FEATURE: Inconvenient Urban Recycling
Last year I was overjoyed to find out that, as part of a Waste Awareness Campaign, Aberdeen was to roll out their recycling scheme throughout the city.
Originally set up in February 2004, Aberdeen City Council introduced a fortnightly kerbside collection scheme to 20,000 households in the north of the city. Households in this area could recycle cans, glass, plastic bottles, cardboard and paper from their own doorstep.
Each household was provided with a black box to recycle cans, glass and plastic bottles, a white bag for cardboard and paper and a guide detailing collection dates and ‘how to’ recycle.
The scheme has since been rolled out to cover most of the city and today the collection helps 80,000 households recycle.
Unfortunately my home is not one of those covered by the scheme. I live in the city centre, metres away from the main shopping thoroughfare and transport links. I see the recycling van pass my flat on a weekly basis and yet if I want to recycle I have to make my way to the local tip – by car. According to the council the reason my home isn’t included in the scheme is because I live in a flat with a communal bin store. The communal store means they won’t make a collection!
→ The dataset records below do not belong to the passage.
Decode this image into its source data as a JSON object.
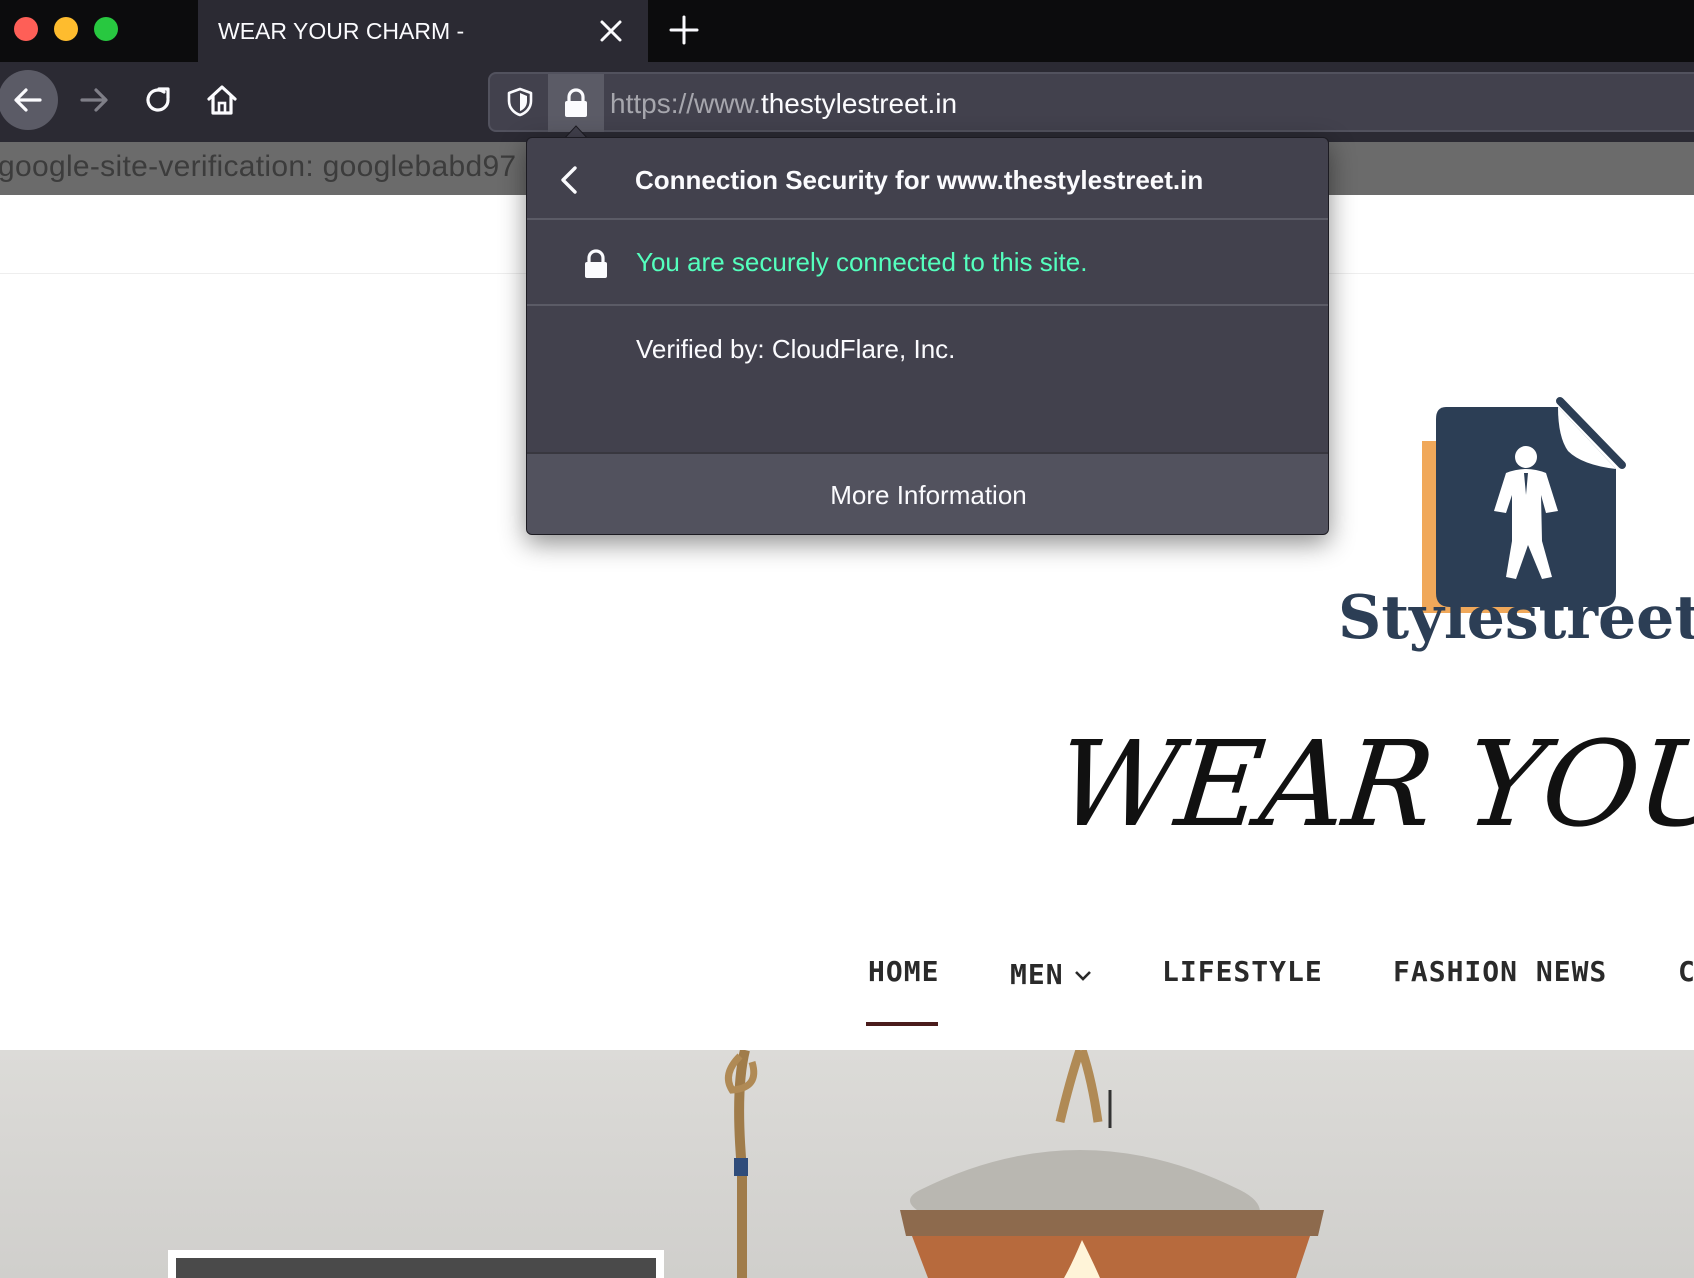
{
  "tab": {
    "title": "WEAR YOUR CHARM -"
  },
  "urlbar": {
    "url_prefix": "https://www.",
    "url_domain": "thestylestreet.in"
  },
  "page_meta": {
    "text": "google-site-verification: googlebabd97"
  },
  "popup": {
    "title": "Connection Security for www.thestylestreet.in",
    "secure_text": "You are securely connected to this site.",
    "verified_text": "Verified by: CloudFlare, Inc.",
    "more_button": "More Information"
  },
  "site": {
    "logo_text": "Stylestreet",
    "slogan": "WEAR YOUR C",
    "nav": {
      "home": "HOME",
      "men": "MEN",
      "lifestyle": "LIFESTYLE",
      "fashion_news": "FASHION NEWS",
      "more": "C"
    }
  },
  "colors": {
    "secure_green": "#54ffbd",
    "popup_bg": "#42414d",
    "toolbar_bg": "#2b2a33",
    "logo_navy": "#2c3e55",
    "logo_orange": "#f0a85a",
    "nav_active": "#4a1c1c"
  },
  "icons": [
    "shield-icon",
    "lock-icon",
    "back-arrow-icon",
    "forward-arrow-icon",
    "reload-icon",
    "home-icon",
    "close-icon",
    "plus-icon",
    "chevron-left-icon",
    "chevron-down-icon"
  ]
}
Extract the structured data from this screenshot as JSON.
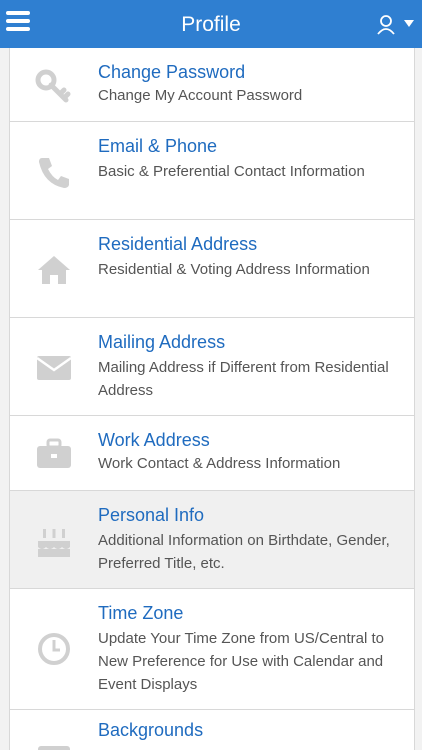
{
  "header": {
    "title": "Profile",
    "menu_icon": "hamburger-menu-icon",
    "user_icon": "user-icon",
    "brand_color": "#2f7fd1"
  },
  "items": [
    {
      "title": "Change Password",
      "desc": "Change My Account Password",
      "icon": "key-icon"
    },
    {
      "title": "Email & Phone",
      "desc": "Basic & Preferential Contact Information",
      "icon": "phone-icon"
    },
    {
      "title": "Residential Address",
      "desc": "Residential & Voting Address Information",
      "icon": "home-icon"
    },
    {
      "title": "Mailing Address",
      "desc": "Mailing Address if Different from Residential Address",
      "icon": "envelope-icon"
    },
    {
      "title": "Work Address",
      "desc": "Work Contact & Address Information",
      "icon": "briefcase-icon"
    },
    {
      "title": "Personal Info",
      "desc": "Additional Information on Birthdate, Gender, Preferred Title, etc.",
      "icon": "cake-icon"
    },
    {
      "title": "Time Zone",
      "desc": "Update Your Time Zone from US/Central to New Preference for Use with Calendar and Event Displays",
      "icon": "clock-icon"
    },
    {
      "title": "Backgrounds",
      "desc": "",
      "icon": "image-icon"
    }
  ]
}
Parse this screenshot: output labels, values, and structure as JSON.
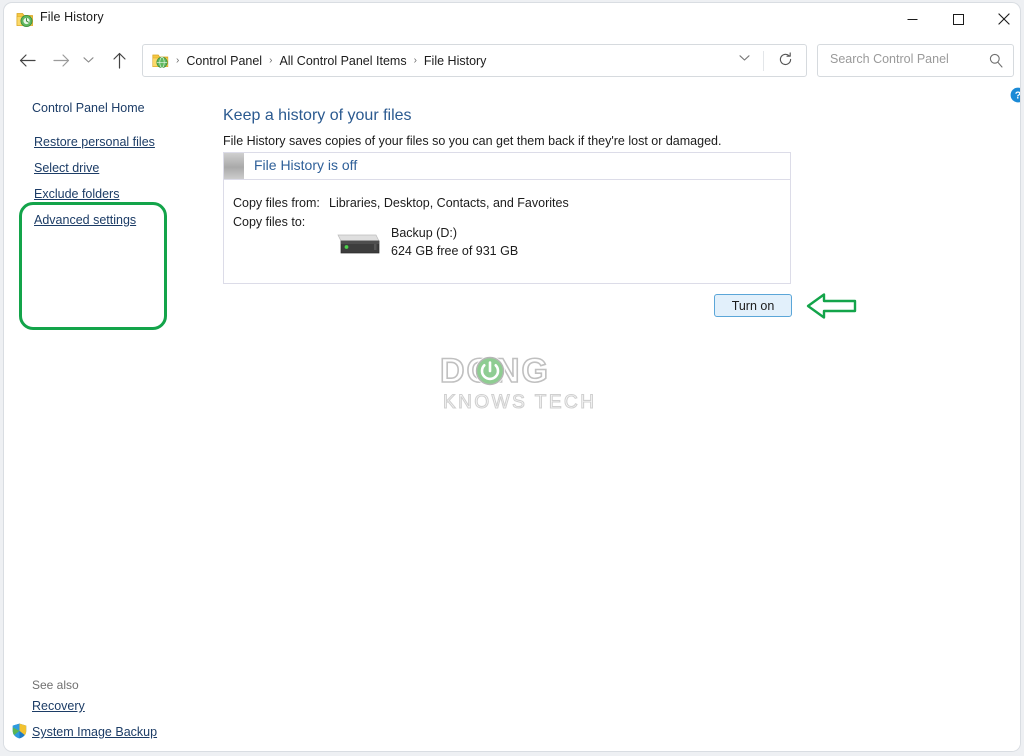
{
  "window": {
    "title": "File History",
    "icon": "file-history-icon",
    "controls": {
      "minimize": "Minimize",
      "maximize": "Maximize",
      "close": "Close"
    }
  },
  "toolbar": {
    "back": "Back",
    "forward": "Forward",
    "recent": "Recent locations",
    "up": "Up",
    "refresh": "Refresh",
    "address": {
      "icon": "control-panel-icon",
      "crumbs": [
        "Control Panel",
        "All Control Panel Items",
        "File History"
      ],
      "separator": "›",
      "dropdown": "Previous locations"
    },
    "search": {
      "placeholder": "Search Control Panel",
      "value": "",
      "icon": "search-icon"
    }
  },
  "sidebar": {
    "home_label": "Control Panel Home",
    "items": [
      {
        "label": "Restore personal files"
      },
      {
        "label": "Select drive"
      },
      {
        "label": "Exclude folders"
      },
      {
        "label": "Advanced settings"
      }
    ],
    "see_also_label": "See also",
    "see_also": [
      {
        "label": "Recovery",
        "icon": ""
      },
      {
        "label": "System Image Backup",
        "icon": "shield-icon"
      }
    ]
  },
  "main": {
    "title": "Keep a history of your files",
    "description": "File History saves copies of your files so you can get them back if they're lost or damaged.",
    "help_icon": "help-icon",
    "status": {
      "glyph": "file-history-status-icon",
      "text": "File History is off",
      "rows": [
        {
          "label": "Copy files from:",
          "value": "Libraries, Desktop, Contacts, and Favorites"
        },
        {
          "label": "Copy files to:",
          "value": ""
        }
      ],
      "drive": {
        "icon": "external-hard-drive-icon",
        "name": "Backup (D:)",
        "free": "624 GB free of 931 GB"
      }
    },
    "turn_on_label": "Turn on"
  },
  "annotations": {
    "box_color": "#13a44a",
    "arrow_color": "#13a44a",
    "arrow_direction": "left",
    "box_target": "sidebar-links",
    "arrow_target": "turn-on-button"
  },
  "watermark": {
    "line1": "DONG",
    "line2": "KNOWS TECH",
    "accent_color": "#4caf50"
  },
  "colors": {
    "heading_blue": "#2b5a90",
    "link_blue": "#1c3c66",
    "status_blue": "#2f6099",
    "accent_green": "#13a44a",
    "button_fill": "#e2f0fb",
    "button_border": "#5ba6d8",
    "help_blue": "#1b8ad6"
  }
}
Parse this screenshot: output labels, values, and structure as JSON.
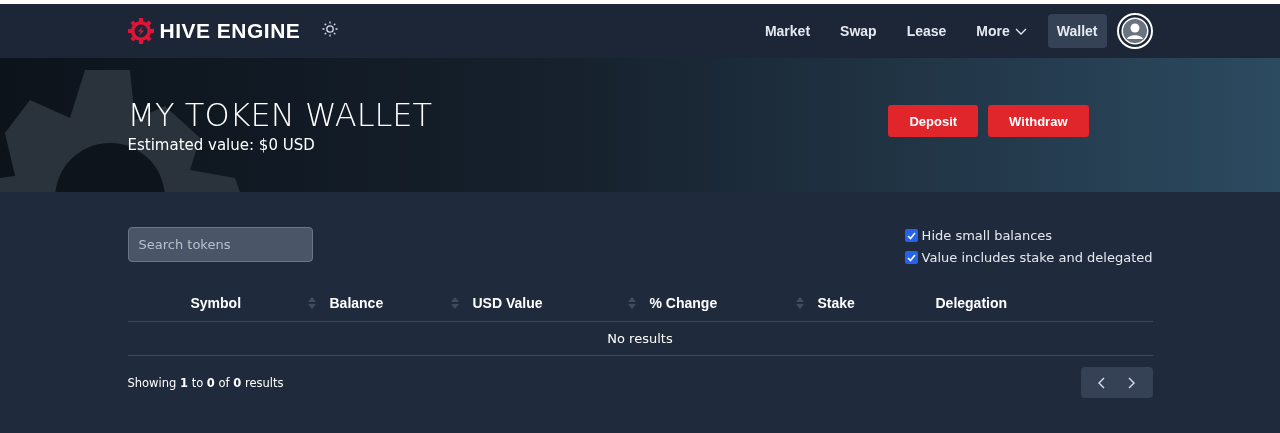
{
  "brand": {
    "name": "HIVE ENGINE"
  },
  "nav": [
    {
      "label": "Market",
      "selected": false,
      "dropdown": false
    },
    {
      "label": "Swap",
      "selected": false,
      "dropdown": false
    },
    {
      "label": "Lease",
      "selected": false,
      "dropdown": false
    },
    {
      "label": "More",
      "selected": false,
      "dropdown": true
    },
    {
      "label": "Wallet",
      "selected": true,
      "dropdown": false
    }
  ],
  "banner": {
    "title": "MY TOKEN WALLET",
    "subtitle": "Estimated value: $0 USD",
    "buttons": [
      "Deposit",
      "Withdraw"
    ]
  },
  "search": {
    "placeholder": "Search tokens"
  },
  "options": [
    {
      "label": "Hide small balances",
      "checked": true
    },
    {
      "label": "Value includes stake and delegated",
      "checked": true
    }
  ],
  "table": {
    "columns": [
      {
        "label": "Symbol",
        "sortable": true
      },
      {
        "label": "Balance",
        "sortable": true
      },
      {
        "label": "USD Value",
        "sortable": true
      },
      {
        "label": "% Change",
        "sortable": true
      },
      {
        "label": "Stake",
        "sortable": false
      },
      {
        "label": "Delegation",
        "sortable": false
      }
    ],
    "empty": "No results"
  },
  "footer": {
    "summary": "Showing **1** to **0** of **0** results"
  }
}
If I want to recycle I have to do it myself.
Thanks to the efforts of householders throughout Aberdeen City, nearly 130 tonnes of cans, glass, plastic bottles, cardboard and paper are now being recycled using the kerbside-recycling scheme. Fantastic but surely more can be done. Communal recycling bins are being introduced in some parts of the city for those who aren’t serviced by the doorstep scheme but as yet I haven’t seen one in my area.
Until then I will have to continue taking papers and carrier bags to recycling points when I do my weekly shop and sneaking plastic bottles and milk cartons in to the ‘white bag’ at work.
In the meantime if you want to know the journey your rubbish goes on once you recycle click here.
Until next time, be as green as you can be